▶ WORK ORDER:
Please output the data exactly, without omitting anything.

▶ INPUT DATA:
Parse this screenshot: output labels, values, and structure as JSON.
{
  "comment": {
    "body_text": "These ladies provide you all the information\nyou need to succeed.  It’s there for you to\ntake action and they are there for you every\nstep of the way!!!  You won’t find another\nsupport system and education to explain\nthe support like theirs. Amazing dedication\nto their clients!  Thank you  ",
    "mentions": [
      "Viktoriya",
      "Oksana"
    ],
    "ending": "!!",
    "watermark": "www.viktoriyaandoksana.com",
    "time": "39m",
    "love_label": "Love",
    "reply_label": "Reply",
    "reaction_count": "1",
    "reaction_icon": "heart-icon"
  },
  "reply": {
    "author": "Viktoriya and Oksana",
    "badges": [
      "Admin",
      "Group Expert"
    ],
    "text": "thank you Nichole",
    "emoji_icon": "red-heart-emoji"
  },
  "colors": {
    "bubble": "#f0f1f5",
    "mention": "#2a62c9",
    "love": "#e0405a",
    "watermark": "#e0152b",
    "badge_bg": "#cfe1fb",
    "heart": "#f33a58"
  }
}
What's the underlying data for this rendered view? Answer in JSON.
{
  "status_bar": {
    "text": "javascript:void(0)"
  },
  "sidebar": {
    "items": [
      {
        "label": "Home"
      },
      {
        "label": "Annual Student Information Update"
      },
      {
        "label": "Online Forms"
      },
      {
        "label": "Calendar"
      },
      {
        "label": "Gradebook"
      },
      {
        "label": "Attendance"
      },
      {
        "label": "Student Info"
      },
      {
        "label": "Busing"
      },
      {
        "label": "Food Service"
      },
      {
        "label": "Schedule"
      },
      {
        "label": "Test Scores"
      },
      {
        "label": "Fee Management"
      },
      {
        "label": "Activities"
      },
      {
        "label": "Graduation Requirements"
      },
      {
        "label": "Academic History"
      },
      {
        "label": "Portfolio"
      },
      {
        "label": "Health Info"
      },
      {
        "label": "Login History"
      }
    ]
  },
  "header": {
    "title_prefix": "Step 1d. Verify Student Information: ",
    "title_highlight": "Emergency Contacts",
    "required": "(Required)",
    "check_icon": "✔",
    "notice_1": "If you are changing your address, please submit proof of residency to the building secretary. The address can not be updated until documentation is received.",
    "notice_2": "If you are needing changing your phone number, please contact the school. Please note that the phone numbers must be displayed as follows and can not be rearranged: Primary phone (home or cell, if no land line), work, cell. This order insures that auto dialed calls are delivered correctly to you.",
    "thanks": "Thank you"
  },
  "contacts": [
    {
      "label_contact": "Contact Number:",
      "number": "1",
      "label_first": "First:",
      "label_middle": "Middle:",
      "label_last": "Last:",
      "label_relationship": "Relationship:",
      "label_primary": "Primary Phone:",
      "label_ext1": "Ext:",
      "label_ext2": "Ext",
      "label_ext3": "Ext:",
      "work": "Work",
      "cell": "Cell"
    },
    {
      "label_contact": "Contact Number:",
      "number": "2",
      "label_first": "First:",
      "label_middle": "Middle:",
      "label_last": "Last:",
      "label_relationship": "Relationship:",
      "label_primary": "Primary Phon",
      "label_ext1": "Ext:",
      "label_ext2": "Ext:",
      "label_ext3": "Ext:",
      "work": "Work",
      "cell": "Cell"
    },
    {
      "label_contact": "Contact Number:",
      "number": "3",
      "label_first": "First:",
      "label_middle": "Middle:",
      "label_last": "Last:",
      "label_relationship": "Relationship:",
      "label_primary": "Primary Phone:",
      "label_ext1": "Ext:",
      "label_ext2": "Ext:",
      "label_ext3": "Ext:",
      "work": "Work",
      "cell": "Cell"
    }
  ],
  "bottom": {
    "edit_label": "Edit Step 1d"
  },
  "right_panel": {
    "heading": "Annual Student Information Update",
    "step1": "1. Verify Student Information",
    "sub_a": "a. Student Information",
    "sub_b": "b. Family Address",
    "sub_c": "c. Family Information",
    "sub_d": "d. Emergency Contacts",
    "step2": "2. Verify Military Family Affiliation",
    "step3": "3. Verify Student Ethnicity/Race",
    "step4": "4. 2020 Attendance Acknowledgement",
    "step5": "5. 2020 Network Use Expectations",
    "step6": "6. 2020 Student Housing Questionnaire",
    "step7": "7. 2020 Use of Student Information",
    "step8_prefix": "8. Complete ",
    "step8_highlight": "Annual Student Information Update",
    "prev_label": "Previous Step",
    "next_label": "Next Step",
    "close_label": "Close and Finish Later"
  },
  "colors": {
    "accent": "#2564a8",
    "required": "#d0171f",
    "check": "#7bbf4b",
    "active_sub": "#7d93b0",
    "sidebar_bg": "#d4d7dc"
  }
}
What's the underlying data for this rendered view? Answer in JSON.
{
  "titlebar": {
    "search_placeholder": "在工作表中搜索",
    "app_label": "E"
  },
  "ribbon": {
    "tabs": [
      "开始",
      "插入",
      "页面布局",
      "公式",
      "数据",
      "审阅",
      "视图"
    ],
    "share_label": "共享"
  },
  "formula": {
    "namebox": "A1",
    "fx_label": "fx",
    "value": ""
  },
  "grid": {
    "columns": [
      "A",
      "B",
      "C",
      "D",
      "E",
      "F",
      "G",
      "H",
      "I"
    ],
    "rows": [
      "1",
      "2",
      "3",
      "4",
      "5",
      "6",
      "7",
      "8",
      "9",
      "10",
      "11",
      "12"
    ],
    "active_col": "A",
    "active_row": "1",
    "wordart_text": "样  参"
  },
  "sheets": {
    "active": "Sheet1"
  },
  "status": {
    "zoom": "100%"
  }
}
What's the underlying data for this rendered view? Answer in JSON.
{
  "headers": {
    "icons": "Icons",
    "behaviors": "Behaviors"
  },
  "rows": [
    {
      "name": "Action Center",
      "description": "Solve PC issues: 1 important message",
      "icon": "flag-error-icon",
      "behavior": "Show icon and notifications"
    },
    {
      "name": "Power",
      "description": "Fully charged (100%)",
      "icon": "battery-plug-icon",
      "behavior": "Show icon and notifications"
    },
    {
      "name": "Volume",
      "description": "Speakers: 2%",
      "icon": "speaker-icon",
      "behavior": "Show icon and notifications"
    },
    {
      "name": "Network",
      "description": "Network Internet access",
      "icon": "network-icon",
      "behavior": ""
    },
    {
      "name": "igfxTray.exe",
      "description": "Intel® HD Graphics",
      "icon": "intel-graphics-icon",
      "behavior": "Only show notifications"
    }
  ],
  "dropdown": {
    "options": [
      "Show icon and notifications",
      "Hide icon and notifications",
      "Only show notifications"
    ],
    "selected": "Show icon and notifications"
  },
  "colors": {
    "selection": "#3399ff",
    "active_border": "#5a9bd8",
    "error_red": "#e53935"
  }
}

▶ COMPLETED TASK:
Parse this screenshot: output labels, values, and structure as JSON.
{
  "comment": {
    "body_text": "These ladies provide you all the information\nyou need to succeed.  It’s there for you to\ntake action and they are there for you every\nstep of the way!!!  You won’t find another\nsupport system and education to explain\nthe support like theirs. Amazing dedication\nto their clients!  Thank you  ",
    "mentions": [
      "Viktoriya",
      "Oksana"
    ],
    "ending": "!!",
    "watermark": "www.viktoriyaandoksana.com",
    "time": "39m",
    "love_label": "Love",
    "reply_label": "Reply",
    "reaction_count": "1",
    "reaction_icon": "heart-icon"
  },
  "reply": {
    "author": "Viktoriya and Oksana",
    "badges": [
      "Admin",
      "Group Expert"
    ],
    "text": "thank you Nichole",
    "emoji_icon": "red-heart-emoji"
  },
  "colors": {
    "bubble": "#f0f1f5",
    "mention": "#2a62c9",
    "love": "#e0405a",
    "watermark": "#e0152b",
    "badge_bg": "#cfe1fb",
    "heart": "#f33a58"
  }
}
What's the underlying data for this rendered view? Answer in JSON.
{
  "status_bar": {
    "text": "javascript:void(0)"
  },
  "sidebar": {
    "items": [
      {
        "label": "Home"
      },
      {
        "label": "Annual Student Information Update"
      },
      {
        "label": "Online Forms"
      },
      {
        "label": "Calendar"
      },
      {
        "label": "Gradebook"
      },
      {
        "label": "Attendance"
      },
      {
        "label": "Student Info"
      },
      {
        "label": "Busing"
      },
      {
        "label": "Food Service"
      },
      {
        "label": "Schedule"
      },
      {
        "label": "Test Scores"
      },
      {
        "label": "Fee Management"
      },
      {
        "label": "Activities"
      },
      {
        "label": "Graduation Requirements"
      },
      {
        "label": "Academic History"
      },
      {
        "label": "Portfolio"
      },
      {
        "label": "Health Info"
      },
      {
        "label": "Login History"
      }
    ]
  },
  "header": {
    "title_prefix": "Step 1d. Verify Student Information: ",
    "title_highlight": "Emergency Contacts",
    "required": "(Required)",
    "check_icon": "✔",
    "notice_1": "If you are changing your address, please submit proof of residency to the building secretary. The address can not be updated until documentation is received.",
    "notice_2": "If you are needing changing your phone number, please contact the school. Please note that the phone numbers must be displayed as follows and can not be rearranged: Primary phone (home or cell, if no land line), work, cell. This order insures that auto dialed calls are delivered correctly to you.",
    "thanks": "Thank you"
  },
  "contacts": [
    {
      "label_contact": "Contact Number:",
      "number": "1",
      "label_first": "First:",
      "label_middle": "Middle:",
      "label_last": "Last:",
      "label_relationship": "Relationship:",
      "label_primary": "Primary Phone:",
      "label_ext1": "Ext:",
      "label_ext2": "Ext",
      "label_ext3": "Ext:",
      "work": "Work",
      "cell": "Cell"
    },
    {
      "label_contact": "Contact Number:",
      "number": "2",
      "label_first": "First:",
      "label_middle": "Middle:",
      "label_last": "Last:",
      "label_relationship": "Relationship:",
      "label_primary": "Primary Phon",
      "label_ext1": "Ext:",
      "label_ext2": "Ext:",
      "label_ext3": "Ext:",
      "work": "Work",
      "cell": "Cell"
    },
    {
      "label_contact": "Contact Number:",
      "number": "3",
      "label_first": "First:",
      "label_middle": "Middle:",
      "label_last": "Last:",
      "label_relationship": "Relationship:",
      "label_primary": "Primary Phone:",
      "label_ext1": "Ext:",
      "label_ext2": "Ext:",
      "label_ext3": "Ext:",
      "work": "Work",
      "cell": "Cell"
    }
  ],
  "bottom": {
    "edit_label": "Edit Step 1d"
  },
  "right_panel": {
    "heading": "Annual Student Information Update",
    "step1": "1. Verify Student Information",
    "sub_a": "a. Student Information",
    "sub_b": "b. Family Address",
    "sub_c": "c. Family Information",
    "sub_d": "d. Emergency Contacts",
    "step2": "2. Verify Military Family Affiliation",
    "step3": "3. Verify Student Ethnicity/Race",
    "step4": "4. 2020 Attendance Acknowledgement",
    "step5": "5. 2020 Network Use Expectations",
    "step6": "6. 2020 Student Housing Questionnaire",
    "step7": "7. 2020 Use of Student Information",
    "step8_prefix": "8. Complete ",
    "step8_highlight": "Annual Student Information Update",
    "prev_label": "Previous Step",
    "next_label": "Next Step",
    "close_label": "Close and Finish Later"
  },
  "colors": {
    "accent": "#2564a8",
    "required": "#d0171f",
    "check": "#7bbf4b",
    "active_sub": "#7d93b0",
    "sidebar_bg": "#d4d7dc"
  }
}
What's the underlying data for this rendered view? Answer in JSON.
{
  "titlebar": {
    "search_placeholder": "在工作表中搜索",
    "app_label": "E"
  },
  "ribbon": {
    "tabs": [
      "开始",
      "插入",
      "页面布局",
      "公式",
      "数据",
      "审阅",
      "视图"
    ],
    "share_label": "共享"
  },
  "formula": {
    "namebox": "A1",
    "fx_label": "fx",
    "value": ""
  },
  "grid": {
    "columns": [
      "A",
      "B",
      "C",
      "D",
      "E",
      "F",
      "G",
      "H",
      "I"
    ],
    "rows": [
      "1",
      "2",
      "3",
      "4",
      "5",
      "6",
      "7",
      "8",
      "9",
      "10",
      "11",
      "12"
    ],
    "active_col": "A",
    "active_row": "1",
    "wordart_text": "样  参"
  },
  "sheets": {
    "active": "Sheet1"
  },
  "status": {
    "zoom": "100%"
  }
}
What's the underlying data for this rendered view? Answer in JSON.
{
  "headers": {
    "icons": "Icons",
    "behaviors": "Behaviors"
  },
  "rows": [
    {
      "name": "Action Center",
      "description": "Solve PC issues: 1 important message",
      "icon": "flag-error-icon",
      "behavior": "Show icon and notifications"
    },
    {
      "name": "Power",
      "description": "Fully charged (100%)",
      "icon": "battery-plug-icon",
      "behavior": "Show icon and notifications"
    },
    {
      "name": "Volume",
      "description": "Speakers: 2%",
      "icon": "speaker-icon",
      "behavior": "Show icon and notifications"
    },
    {
      "name": "Network",
      "description": "Network Internet access",
      "icon": "network-icon",
      "behavior": ""
    },
    {
      "name": "igfxTray.exe",
      "description": "Intel® HD Graphics",
      "icon": "intel-graphics-icon",
      "behavior": "Only show notifications"
    }
  ],
  "dropdown": {
    "options": [
      "Show icon and notifications",
      "Hide icon and notifications",
      "Only show notifications"
    ],
    "selected": "Show icon and notifications"
  },
  "colors": {
    "selection": "#3399ff",
    "active_border": "#5a9bd8",
    "error_red": "#e53935"
  }
}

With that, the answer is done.